BEGIN

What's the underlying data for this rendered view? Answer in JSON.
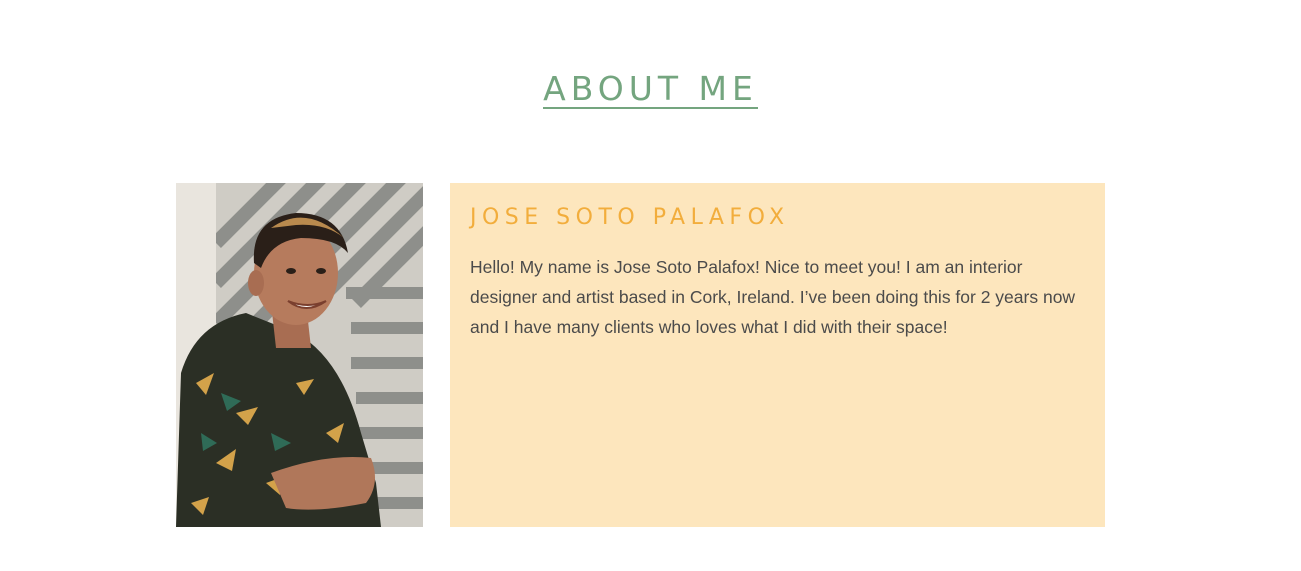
{
  "section": {
    "title": "ABOUT ME"
  },
  "profile": {
    "photo_alt": "Portrait of Jose Soto Palafox",
    "name": "JOSE SOTO PALAFOX",
    "bio": "Hello! My name is Jose Soto Palafox! Nice to meet you! I am an interior designer and artist based in Cork, Ireland. I’ve been doing this for 2 years now and I have many clients who loves what I did with their space!"
  },
  "colors": {
    "heading": "#74a57f",
    "name": "#f2ad3c",
    "card_background": "#fde6bd",
    "body_text": "#4b4b4b"
  }
}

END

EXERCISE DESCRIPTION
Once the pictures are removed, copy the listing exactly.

ANSWER FOR THE TASK
What's the underlying data for this rendered view? Answer in JSON.
{
  "section": {
    "title": "ABOUT ME"
  },
  "profile": {
    "photo_alt": "Portrait of Jose Soto Palafox",
    "name": "JOSE SOTO PALAFOX",
    "bio": "Hello! My name is Jose Soto Palafox! Nice to meet you! I am an interior designer and artist based in Cork, Ireland. I’ve been doing this for 2 years now and I have many clients who loves what I did with their space!"
  },
  "colors": {
    "heading": "#74a57f",
    "name": "#f2ad3c",
    "card_background": "#fde6bd",
    "body_text": "#4b4b4b"
  }
}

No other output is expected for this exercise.